90 days is the perfect amount of time to make it seem like real effort is being put in but it’s also quick enough to seem aggressive. If I were to say go today, 3 months to implement something feels like it could be realistic. Psychologically, a non-expert is unlikely to question this period of time. If you were to advertise 60 days people will immediately think of all the little things that can delay the solution by that long without batting an eye. If you say 120 days, it crosses that triple digit barrier and starts to look long.

The other variable in the equation is what “transition” really means. Many organizations take a very fuzzy definition of transition. Often it may be something along the lines of:

Transition: the sequence of activities that ends in 90 days that allows us to show how good we are at listing things on gantt charts.

That’s very tongue-in-cheek but not terribly far from the truth in many cases. The actual “transition” (defined as everything needed to actually reach a new Business-as-Usual state) is difficult, painful and can take a very long-term. Often you can’t even clearly define where the transition ends and BAU begins in larger projects.

The 90 day transition is just another marketing ploy but designed as an operational reality. Remember that marketing doesn’t stop just because the sales process has.

Don’t forget steps 1 through 3.

When working on something you feel comfortable with, it can be easy to look into the future at what you expect the final outcome to be. If you are simply trying to get through the process as quickly as possible it can be easy to just jump straight to what you think the final answer will be. There is danger here.

People are always a variable in a change process. People you aren’t familiar with will likely bring ideas with them you don’t have quick answers to. If you have a large team, you will have a large set of requirements and goals. If your team hasn’t worked together before, there will be a significant element around figuring out roles and responsibilities.

When projects go VERY wrong, it’s often because they forgot to do Steps 1 through 3 in the process plan.

  1. Figure out what you are really trying to achieve.
  2. Define the team, roles, and responsibilities for how you will get there and get buy-in from each.
  3. Define what success will look like at the end.

These may seem really basic (because they are) but the basics are what usually win the day.
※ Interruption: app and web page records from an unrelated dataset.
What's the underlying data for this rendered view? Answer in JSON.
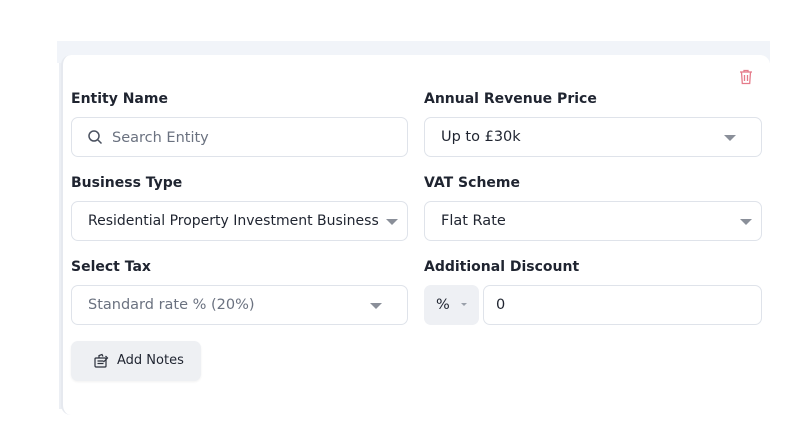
{
  "form": {
    "entity_name": {
      "label": "Entity Name",
      "placeholder": "Search Entity"
    },
    "annual_revenue": {
      "label": "Annual Revenue Price",
      "value": "Up to £30k"
    },
    "business_type": {
      "label": "Business Type",
      "value": "Residential Property Investment Business"
    },
    "vat_scheme": {
      "label": "VAT Scheme",
      "value": "Flat Rate"
    },
    "select_tax": {
      "label": "Select Tax",
      "value": "Standard rate % (20%)"
    },
    "additional_discount": {
      "label": "Additional Discount",
      "unit": "%",
      "value": "0"
    },
    "add_notes_label": "Add Notes"
  },
  "icons": {
    "delete": "trash-icon",
    "search": "search-icon",
    "notes": "notes-icon"
  },
  "colors": {
    "delete_icon": "#e57b8a",
    "border": "#dfe3ea",
    "button_bg": "#eef0f3"
  }
}
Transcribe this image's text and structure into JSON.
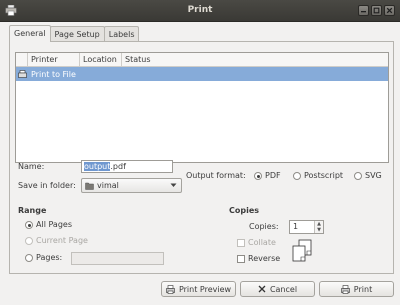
{
  "window": {
    "title": "Print"
  },
  "tabs": [
    {
      "label": "General",
      "active": true
    },
    {
      "label": "Page Setup",
      "active": false
    },
    {
      "label": "Labels",
      "active": false
    }
  ],
  "printer_list": {
    "columns": [
      "Printer",
      "Location",
      "Status"
    ],
    "rows": [
      {
        "name": "Print to File",
        "location": "",
        "status": "",
        "selected": true
      }
    ]
  },
  "file": {
    "name_label": "Name:",
    "name_selected": "output",
    "name_rest": ".pdf",
    "folder_label": "Save in folder:",
    "folder_value": "vimal"
  },
  "output_format": {
    "label": "Output format:",
    "options": [
      "PDF",
      "Postscript",
      "SVG"
    ],
    "selected": "PDF"
  },
  "range": {
    "title": "Range",
    "all_pages": "All Pages",
    "current_page": "Current Page",
    "pages": "Pages:",
    "pages_value": "",
    "selected": "All Pages"
  },
  "copies": {
    "title": "Copies",
    "copies_label": "Copies:",
    "copies_value": "1",
    "collate_label": "Collate",
    "collate_checked": false,
    "reverse_label": "Reverse",
    "reverse_checked": false
  },
  "buttons": {
    "preview": "Print Preview",
    "cancel": "Cancel",
    "print": "Print"
  },
  "colors": {
    "selection": "#86abd9",
    "titlebar": "#3c3b37",
    "background": "#f2f1f0"
  }
}
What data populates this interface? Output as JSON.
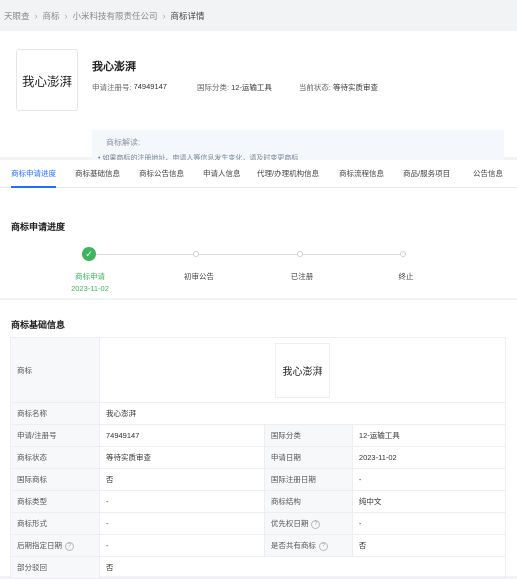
{
  "breadcrumb": [
    "天眼查",
    "商标",
    "小米科技有限责任公司",
    "商标详情"
  ],
  "header": {
    "logo_text": "我心澎湃",
    "name": "我心澎湃",
    "reg_label": "申请注册号:",
    "reg_value": "74949147",
    "class_label": "国际分类:",
    "class_value": "12-运输工具",
    "status_label": "当前状态:",
    "status_value": "等待实质审查",
    "interp_title": "商标解读:",
    "interp_line": "• 如果商标的注册地址、申请人等信息发生变化，请及时变更商标"
  },
  "tabs": [
    "商标申请进度",
    "商标基础信息",
    "商标公告信息",
    "申请人信息",
    "代理/办理机构信息",
    "商标流程信息",
    "商品/服务项目",
    "公告信息"
  ],
  "progress": {
    "title": "商标申请进度",
    "steps": [
      {
        "label": "商标申请",
        "date": "2023-11-02",
        "done": true
      },
      {
        "label": "初审公告",
        "date": "",
        "done": false
      },
      {
        "label": "已注册",
        "date": "",
        "done": false
      },
      {
        "label": "终止",
        "date": "",
        "done": false
      }
    ],
    "done_color": "#3fb35f"
  },
  "basic": {
    "title": "商标基础信息",
    "mark_label": "商标",
    "mark_image_text": "我心澎湃",
    "name_label": "商标名称",
    "name_value": "我心澎湃",
    "rows": [
      {
        "k1": "申请/注册号",
        "v1": "74949147",
        "k2": "国际分类",
        "v2": "12-运输工具"
      },
      {
        "k1": "商标状态",
        "v1": "等待实质审查",
        "k2": "申请日期",
        "v2": "2023-11-02"
      },
      {
        "k1": "国际商标",
        "v1": "否",
        "k2": "国际注册日期",
        "v2": "-"
      },
      {
        "k1": "商标类型",
        "v1": "-",
        "k2": "商标结构",
        "v2": "纯中文"
      },
      {
        "k1": "商标形式",
        "v1": "-",
        "k2": "优先权日期",
        "v2": "-"
      },
      {
        "k1": "后期指定日期",
        "v1": "-",
        "k2": "是否共有商标",
        "v2": "否"
      }
    ],
    "partial_label": "部分驳回",
    "partial_value": "否"
  },
  "accent_color": "#1e6fff"
}
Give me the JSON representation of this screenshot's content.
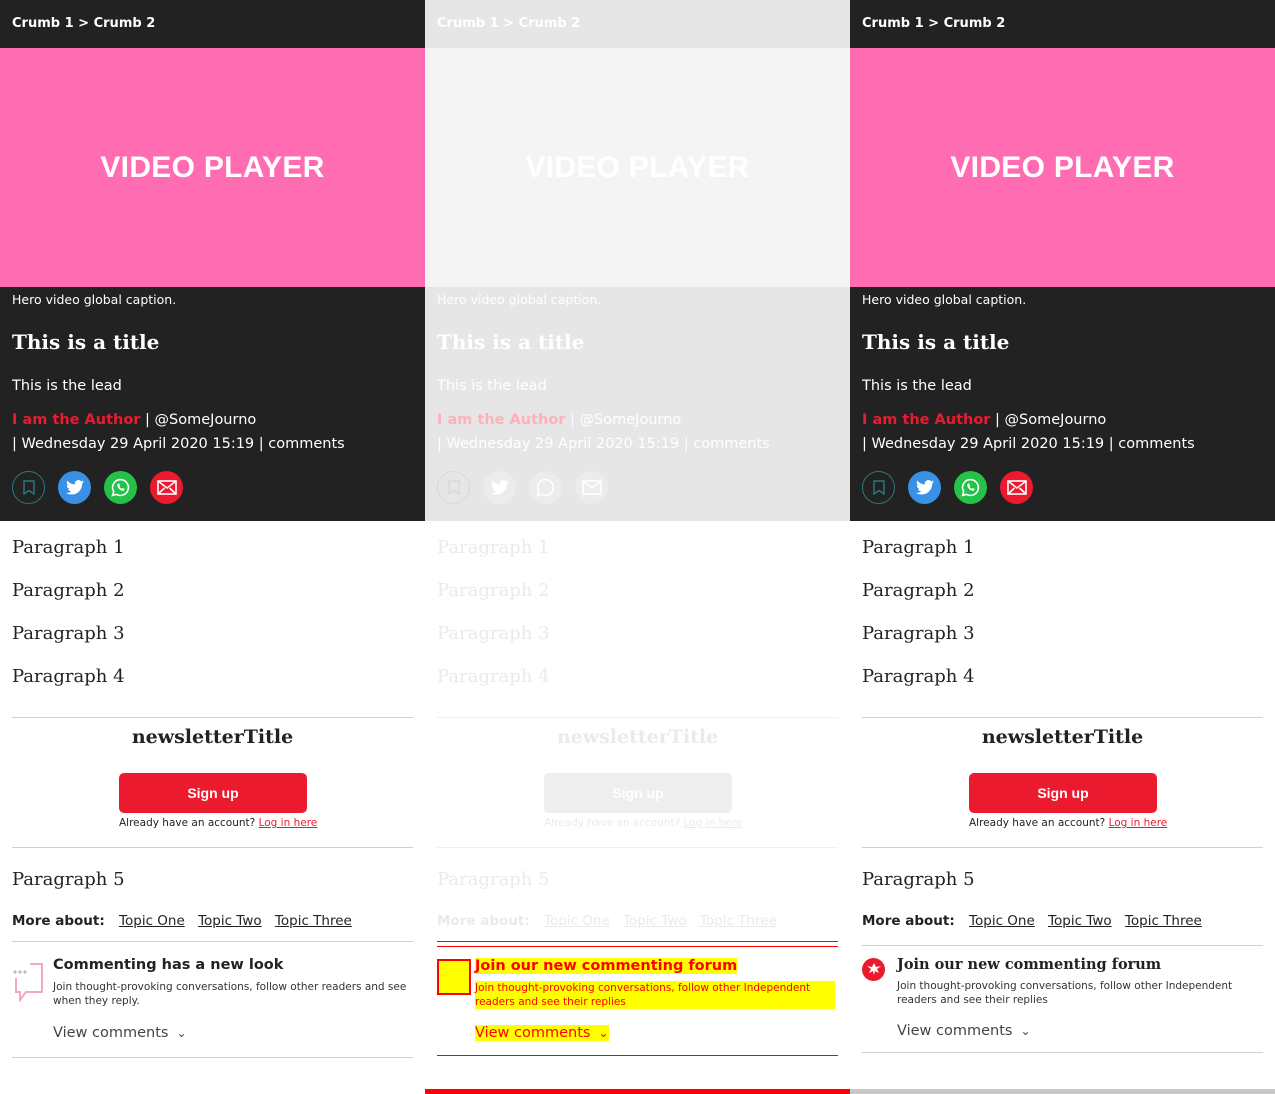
{
  "breadcrumb": {
    "crumb1": "Crumb 1",
    "sep": ">",
    "crumb2": "Crumb 2"
  },
  "video": {
    "label": "VIDEO PLAYER"
  },
  "hero": {
    "caption": "Hero video global caption.",
    "title": "This is a title",
    "lead": "This is the lead",
    "author": "I am the Author",
    "handle": "| @SomeJourno",
    "dateline": "| Wednesday 29 April 2020 15:19 |  comments"
  },
  "share_icons": [
    "bookmark-icon",
    "twitter-icon",
    "whatsapp-icon",
    "email-icon"
  ],
  "paragraphs": [
    "Paragraph 1",
    "Paragraph 2",
    "Paragraph 3",
    "Paragraph 4"
  ],
  "newsletter": {
    "title": "newsletterTitle",
    "signup_label": "Sign up",
    "already_text": "Already have an account?",
    "login_link": "Log in here"
  },
  "paragraph5": "Paragraph 5",
  "more_about": {
    "label": "More about:",
    "topics": [
      "Topic One",
      "Topic Two",
      "Topic Three"
    ]
  },
  "comments_old": {
    "title": "Commenting has a new look",
    "desc": "Join thought-provoking conversations, follow other readers and see when they reply.",
    "view": "View comments"
  },
  "comments_new": {
    "title": "Join our new commenting forum",
    "desc": "Join thought-provoking conversations, follow other Independent readers and see their replies",
    "view": "View comments"
  },
  "colors": {
    "brand_red": "#ec1a2e",
    "video_pink": "#ff6cb1",
    "dark_bg": "#222222",
    "diff_red": "#ff0000",
    "diff_yellow": "#ffff00"
  }
}
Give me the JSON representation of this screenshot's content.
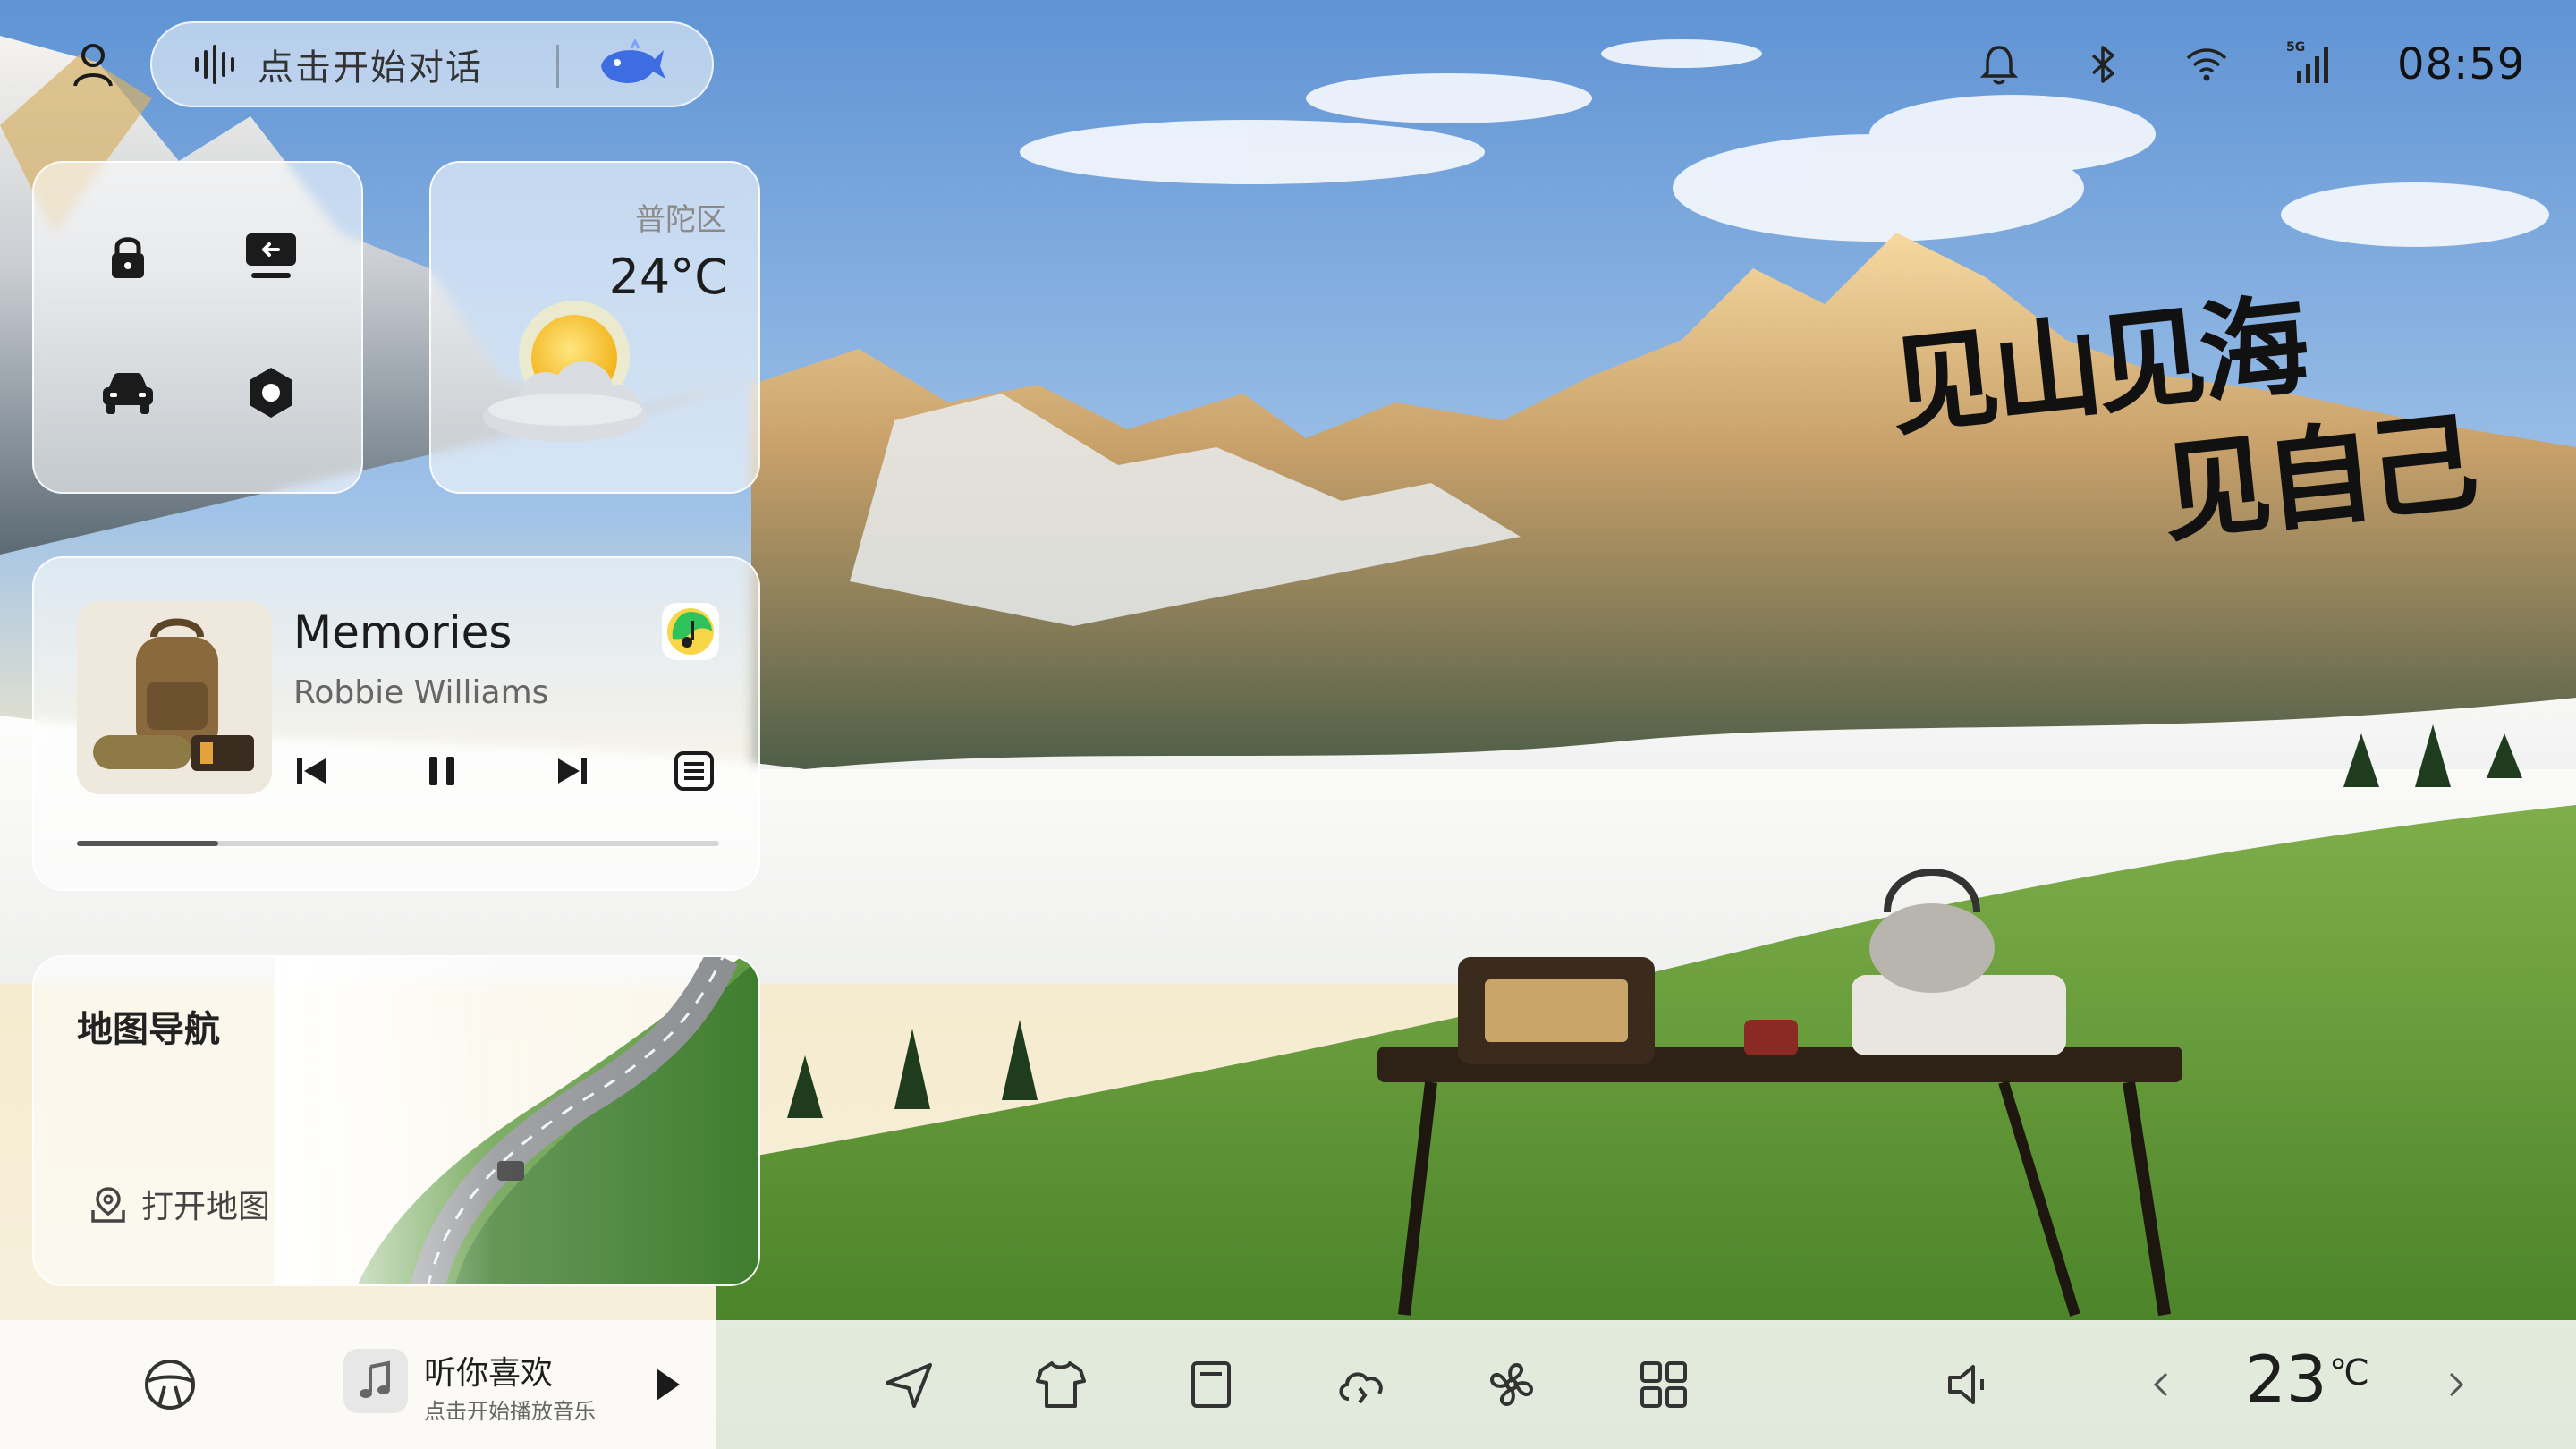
{
  "status_bar": {
    "voice_prompt": "点击开始对话",
    "clock": "08:59",
    "signal_label": "5G"
  },
  "wallpaper": {
    "slogan_line1": "见山见海",
    "slogan_line2": "见自己"
  },
  "weather": {
    "district": "普陀区",
    "temperature": "24°C",
    "condition_icon": "sun-behind-cloud-icon"
  },
  "quick_controls": [
    {
      "name": "lock-icon"
    },
    {
      "name": "screen-return-icon"
    },
    {
      "name": "car-icon"
    },
    {
      "name": "settings-hexagon-icon"
    }
  ],
  "music": {
    "title": "Memories",
    "artist": "Robbie Williams",
    "state": "playing",
    "progress": 0.22,
    "app_color": "#2fc25a"
  },
  "map_card": {
    "title": "地图导航",
    "open_label": "打开地图"
  },
  "dock": {
    "mini_player_title": "听你喜欢",
    "mini_player_subtitle": "点击开始播放音乐",
    "climate_temp": "23",
    "climate_unit": "℃",
    "items": [
      "steering-wheel-icon",
      "music-note-icon",
      "play-icon",
      "navigation-arrow-icon",
      "tshirt-icon",
      "document-icon",
      "cloud-icon",
      "fan-icon",
      "apps-grid-icon",
      "volume-icon",
      "chevron-left-icon",
      "chevron-right-icon"
    ]
  },
  "colors": {
    "accent": "#3d6de0",
    "card_bg": "#ffffffaa"
  }
}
In sports, the players with the strongest fundamentals have the longest careers even if their upside isn’t the greatest. If you get the fundamentals right every time, your speed to a solution will go way up.

Note that this also applies even when working with teams you are familiar with on projects you’ve done a thousand times. People change and their goals change. At some point, people feel ready to take on more responsibility or have a life event which limits the time they can invest in this new one. Doing the blocking and tackling up front ensures you are focused on everyone you need to be.

Process drives Technology drives Controls drives Process

So much of the work that we all do is recursive. When you do Thing A, it causes you to do Action B. Action B dictates that you generate Report C which indicates that you need to do Thing A differently.

The trick to the entire process is to realize the truth in the above cycle. There is no process meant to remain the same forever. Processes are meant to change. Patterns in data start to shift. Growth curves eventually stop. Eventually, New York real estate will reach a peak (but who knows when?). Anytime we think that we have finally found a process that can just keep going we will find a surprise.

Once you understand the feedback nature of various tasks and outcomes, you can start to streamline and speed up the overall timeline.